Trinidad and Tobago may receive its first shipment of Covid-19 vaccines by March next year.
Health Minister Terrence Deyalsingh, speaking at Saturday’s Covid19 briefing, said by that time period, the country will be in a position to begin receiving, storing and distributing the vaccine to the population.
The minister is hoping to go to Cabinet by the end of January with firmer details including all associated costs.
Deyalsingh said the single-dose vaccine was preferred because of convenience.
The minister said since last year, the country was preparing to facilitate vaccines with a brand new walk-in chiller being built at an approximate cost of $350,000.

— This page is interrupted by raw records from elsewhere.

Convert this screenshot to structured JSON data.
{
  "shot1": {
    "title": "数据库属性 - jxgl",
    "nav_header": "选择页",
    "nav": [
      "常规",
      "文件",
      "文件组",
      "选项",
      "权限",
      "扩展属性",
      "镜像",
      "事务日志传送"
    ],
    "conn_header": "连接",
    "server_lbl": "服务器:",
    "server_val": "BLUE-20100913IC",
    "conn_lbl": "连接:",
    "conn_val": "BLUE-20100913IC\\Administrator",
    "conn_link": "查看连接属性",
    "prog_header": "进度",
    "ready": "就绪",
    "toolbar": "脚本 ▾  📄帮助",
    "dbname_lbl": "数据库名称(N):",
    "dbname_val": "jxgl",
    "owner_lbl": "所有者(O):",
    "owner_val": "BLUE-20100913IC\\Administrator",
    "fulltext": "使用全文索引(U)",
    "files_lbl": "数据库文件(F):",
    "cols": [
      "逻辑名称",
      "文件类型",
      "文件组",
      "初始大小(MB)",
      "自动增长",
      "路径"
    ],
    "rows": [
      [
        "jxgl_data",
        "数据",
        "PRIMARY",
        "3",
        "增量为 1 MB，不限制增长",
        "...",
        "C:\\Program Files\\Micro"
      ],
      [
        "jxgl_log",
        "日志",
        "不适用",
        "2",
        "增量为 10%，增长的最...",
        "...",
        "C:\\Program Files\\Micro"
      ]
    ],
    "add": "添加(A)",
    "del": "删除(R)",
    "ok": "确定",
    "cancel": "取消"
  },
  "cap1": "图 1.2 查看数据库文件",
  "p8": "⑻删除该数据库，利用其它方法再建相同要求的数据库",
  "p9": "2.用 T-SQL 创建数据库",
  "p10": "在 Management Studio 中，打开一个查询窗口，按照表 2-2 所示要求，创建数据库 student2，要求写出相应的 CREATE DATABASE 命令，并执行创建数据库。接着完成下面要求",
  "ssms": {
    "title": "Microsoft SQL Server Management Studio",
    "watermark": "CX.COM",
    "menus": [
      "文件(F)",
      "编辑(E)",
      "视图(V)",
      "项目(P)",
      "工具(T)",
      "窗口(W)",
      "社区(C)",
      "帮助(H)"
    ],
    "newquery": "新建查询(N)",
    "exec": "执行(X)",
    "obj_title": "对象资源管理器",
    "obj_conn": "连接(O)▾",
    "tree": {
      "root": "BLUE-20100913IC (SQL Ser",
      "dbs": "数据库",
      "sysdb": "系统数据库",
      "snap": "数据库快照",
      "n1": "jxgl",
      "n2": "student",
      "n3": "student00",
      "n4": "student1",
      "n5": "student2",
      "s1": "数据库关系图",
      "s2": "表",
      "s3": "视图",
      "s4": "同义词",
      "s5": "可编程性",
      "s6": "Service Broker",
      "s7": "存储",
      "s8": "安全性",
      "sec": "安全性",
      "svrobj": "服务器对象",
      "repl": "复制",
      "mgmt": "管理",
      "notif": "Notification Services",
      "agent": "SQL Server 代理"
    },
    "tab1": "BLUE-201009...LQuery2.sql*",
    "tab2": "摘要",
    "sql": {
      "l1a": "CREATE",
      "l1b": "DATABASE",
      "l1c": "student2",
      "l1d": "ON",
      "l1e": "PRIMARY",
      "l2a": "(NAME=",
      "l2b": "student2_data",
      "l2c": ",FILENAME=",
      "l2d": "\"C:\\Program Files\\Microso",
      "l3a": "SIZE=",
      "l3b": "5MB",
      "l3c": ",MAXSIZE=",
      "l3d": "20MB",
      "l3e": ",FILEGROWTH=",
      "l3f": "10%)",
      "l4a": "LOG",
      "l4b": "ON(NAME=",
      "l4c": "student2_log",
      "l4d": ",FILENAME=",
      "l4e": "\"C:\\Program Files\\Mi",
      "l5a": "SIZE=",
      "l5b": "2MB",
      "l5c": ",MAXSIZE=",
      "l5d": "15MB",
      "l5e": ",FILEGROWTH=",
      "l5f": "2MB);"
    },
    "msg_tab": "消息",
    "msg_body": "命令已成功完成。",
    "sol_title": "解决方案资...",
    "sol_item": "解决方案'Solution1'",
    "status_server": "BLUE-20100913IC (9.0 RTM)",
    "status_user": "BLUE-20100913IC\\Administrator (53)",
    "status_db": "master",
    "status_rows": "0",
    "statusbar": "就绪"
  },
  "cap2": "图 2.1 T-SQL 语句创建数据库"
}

This country has already obtained five sub-zero freezers for the storage of vaccines when they arrive, and the Government is in the process of seeking to purchase a few more.
Some vaccines such as the Pfizer vaccine will need to be stored at minus 72 degrees while others will have to be stored at minus 20 degrees.
Varying types will require specialised sub-zero freezers. An average cost was about $100,000 Deyalsingh said.
The main sub- zero freezers will be situated at the Couva Hospital, the National Insurance Property Development Company Limited – Pharmaceutical Division C40 warehouse in Chaguaramas and in Tobago.
A tender process has already begun for the procurement of the freezer to be placed at the Couva facility.